    Journal of Applied Crystallography 12/2013; 46(6). DOI:10.1107/S0021889813026836 · 3.95 Impact Factor
  • Acta Materialia 10/2013; 61(17):6635-6645. DOI:10.1016/j.actamat.2013.07.059 · 3.94 Impact Factor

Publication Stats

3k Citations
848.30 Total Impact Points

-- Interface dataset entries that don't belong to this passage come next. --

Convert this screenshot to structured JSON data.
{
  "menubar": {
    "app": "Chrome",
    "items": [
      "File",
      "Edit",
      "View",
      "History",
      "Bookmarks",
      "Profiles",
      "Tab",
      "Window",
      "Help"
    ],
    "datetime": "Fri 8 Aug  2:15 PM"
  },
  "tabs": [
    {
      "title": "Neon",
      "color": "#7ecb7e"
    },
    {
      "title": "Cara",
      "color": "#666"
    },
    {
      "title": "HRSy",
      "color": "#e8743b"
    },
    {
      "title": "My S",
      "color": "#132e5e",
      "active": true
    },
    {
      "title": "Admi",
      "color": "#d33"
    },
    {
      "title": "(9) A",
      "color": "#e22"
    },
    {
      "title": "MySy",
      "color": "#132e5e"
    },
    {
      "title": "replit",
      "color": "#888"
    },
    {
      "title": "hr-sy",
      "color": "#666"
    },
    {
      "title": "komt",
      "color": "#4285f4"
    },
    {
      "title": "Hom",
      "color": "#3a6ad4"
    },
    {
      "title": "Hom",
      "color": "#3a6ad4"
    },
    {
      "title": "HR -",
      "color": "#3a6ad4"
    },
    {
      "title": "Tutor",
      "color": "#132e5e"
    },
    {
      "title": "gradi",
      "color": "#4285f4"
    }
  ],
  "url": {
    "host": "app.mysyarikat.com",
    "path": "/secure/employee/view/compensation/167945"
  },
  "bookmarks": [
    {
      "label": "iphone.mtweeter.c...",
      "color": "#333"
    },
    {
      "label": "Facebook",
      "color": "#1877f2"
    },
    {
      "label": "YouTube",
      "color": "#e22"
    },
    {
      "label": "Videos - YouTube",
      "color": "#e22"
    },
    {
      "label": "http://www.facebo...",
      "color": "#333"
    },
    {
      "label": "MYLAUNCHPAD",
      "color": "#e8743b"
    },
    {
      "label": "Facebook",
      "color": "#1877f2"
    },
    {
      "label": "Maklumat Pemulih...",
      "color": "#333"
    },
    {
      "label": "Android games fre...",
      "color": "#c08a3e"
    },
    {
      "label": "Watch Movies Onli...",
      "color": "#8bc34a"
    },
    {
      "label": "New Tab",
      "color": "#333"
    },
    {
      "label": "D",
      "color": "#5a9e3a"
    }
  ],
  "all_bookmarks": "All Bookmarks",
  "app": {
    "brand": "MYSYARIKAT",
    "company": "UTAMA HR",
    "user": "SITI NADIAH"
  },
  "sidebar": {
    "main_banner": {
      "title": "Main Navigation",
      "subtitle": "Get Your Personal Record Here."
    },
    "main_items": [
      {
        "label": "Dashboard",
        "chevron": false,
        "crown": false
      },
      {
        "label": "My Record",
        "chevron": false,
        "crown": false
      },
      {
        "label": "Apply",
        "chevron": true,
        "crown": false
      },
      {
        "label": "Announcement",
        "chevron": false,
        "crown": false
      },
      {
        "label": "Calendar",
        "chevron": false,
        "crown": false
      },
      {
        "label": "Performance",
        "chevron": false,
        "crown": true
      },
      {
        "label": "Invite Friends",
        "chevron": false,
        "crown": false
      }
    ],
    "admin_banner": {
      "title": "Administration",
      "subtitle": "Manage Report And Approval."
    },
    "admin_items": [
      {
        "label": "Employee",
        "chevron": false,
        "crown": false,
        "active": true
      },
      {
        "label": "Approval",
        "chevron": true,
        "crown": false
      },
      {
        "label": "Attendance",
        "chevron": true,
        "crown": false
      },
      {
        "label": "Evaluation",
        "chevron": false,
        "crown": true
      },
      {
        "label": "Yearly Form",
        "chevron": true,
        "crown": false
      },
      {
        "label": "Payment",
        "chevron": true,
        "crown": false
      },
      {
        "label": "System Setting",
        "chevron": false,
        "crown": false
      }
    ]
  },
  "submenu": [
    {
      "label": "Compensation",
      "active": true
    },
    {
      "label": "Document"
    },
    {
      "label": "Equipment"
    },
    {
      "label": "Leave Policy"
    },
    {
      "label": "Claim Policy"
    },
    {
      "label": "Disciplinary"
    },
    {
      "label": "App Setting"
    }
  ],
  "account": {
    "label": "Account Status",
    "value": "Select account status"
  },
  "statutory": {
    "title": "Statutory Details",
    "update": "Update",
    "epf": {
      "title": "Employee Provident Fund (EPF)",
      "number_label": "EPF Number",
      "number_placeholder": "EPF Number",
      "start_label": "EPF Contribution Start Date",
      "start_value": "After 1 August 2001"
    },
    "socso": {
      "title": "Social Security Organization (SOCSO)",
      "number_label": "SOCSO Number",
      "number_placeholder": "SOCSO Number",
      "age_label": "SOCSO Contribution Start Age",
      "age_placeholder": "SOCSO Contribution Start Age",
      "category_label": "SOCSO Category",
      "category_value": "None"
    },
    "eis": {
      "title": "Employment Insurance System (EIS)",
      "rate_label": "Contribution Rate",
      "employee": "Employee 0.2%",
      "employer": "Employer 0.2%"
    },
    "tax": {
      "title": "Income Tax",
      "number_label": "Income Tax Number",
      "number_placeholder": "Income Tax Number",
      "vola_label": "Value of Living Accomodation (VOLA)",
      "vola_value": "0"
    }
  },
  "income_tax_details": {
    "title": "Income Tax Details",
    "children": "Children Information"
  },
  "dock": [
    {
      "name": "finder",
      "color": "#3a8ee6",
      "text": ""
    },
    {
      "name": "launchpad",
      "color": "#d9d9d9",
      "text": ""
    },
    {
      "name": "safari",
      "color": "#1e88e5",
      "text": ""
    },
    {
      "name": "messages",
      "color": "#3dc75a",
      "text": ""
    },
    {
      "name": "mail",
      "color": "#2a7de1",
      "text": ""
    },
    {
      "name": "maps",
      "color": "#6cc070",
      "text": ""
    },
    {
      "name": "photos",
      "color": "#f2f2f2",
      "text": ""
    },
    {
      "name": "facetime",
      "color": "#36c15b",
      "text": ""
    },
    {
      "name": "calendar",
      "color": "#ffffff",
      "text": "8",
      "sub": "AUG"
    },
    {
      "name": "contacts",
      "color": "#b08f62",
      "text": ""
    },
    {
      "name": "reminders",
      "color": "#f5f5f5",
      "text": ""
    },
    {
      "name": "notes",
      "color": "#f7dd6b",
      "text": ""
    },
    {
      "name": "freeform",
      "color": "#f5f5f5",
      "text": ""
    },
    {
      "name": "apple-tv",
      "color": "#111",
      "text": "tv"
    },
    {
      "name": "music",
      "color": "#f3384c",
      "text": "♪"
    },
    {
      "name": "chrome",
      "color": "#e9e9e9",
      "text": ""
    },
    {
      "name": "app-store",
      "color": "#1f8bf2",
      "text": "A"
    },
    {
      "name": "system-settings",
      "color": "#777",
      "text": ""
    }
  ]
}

  • 2004–2015
    • Charles University in Prague
      • • Faculty of Mathematics and Physics
      • • Department of Condensed Matter Physics
      Praha, Praha, Czech Republic
  • 2013
    • Universität Ulm
      • Institute of Optoelectronics
      Ulm, Baden-Wuerttemberg, Germany
    • University of Nottingham
      • School of Physics and Astronomy
      Nottingham, ENG, United Kingdom
  • 2011
    • University of Cambridge
      Cambridge, England, United Kingdom
  • 2010
    • Czech Technical University in Prague
      • Department of Microelectronics (FEL)
      Praha, Praha, Czech Republic
  • 2007
    • Math University
      Lake Charles, Louisiana, United States
  • 1995–2007
    • Johannes Kepler University Linz
      • Institut für Halbleiter- und Festkörperphysik
      Linz, Upper Austria, Austria
    • Paul Drude Institute for Solid State Electronics
      Berlín, Berlin, Germany
  • 1990–2006
    • Masaryk University
      • • Fakulta Přírodovědecká
      • • Ústav fyziky kondenzovaných látek
      Brno, South Moravian Region, Czech Republic
  • 2001
    • University of Houston
      • Department of Physics
      Houston, Texas, United States
  • 1999
    • Universität Potsdam
      Potsdam, Brandenburg, Germany
  • 1998
    • Slovak Academy of Sciences
      • Institute of Physics
      Bratislava, Bratislavsky Kraj, Slovakia
  • 1997
    • SAS Institute
      North Carolina, United States
  • 1979–1981
    • Jan Evangelista Purkyně University
      • Faculty of Science
      Aussig, Ústecký, Czech Republic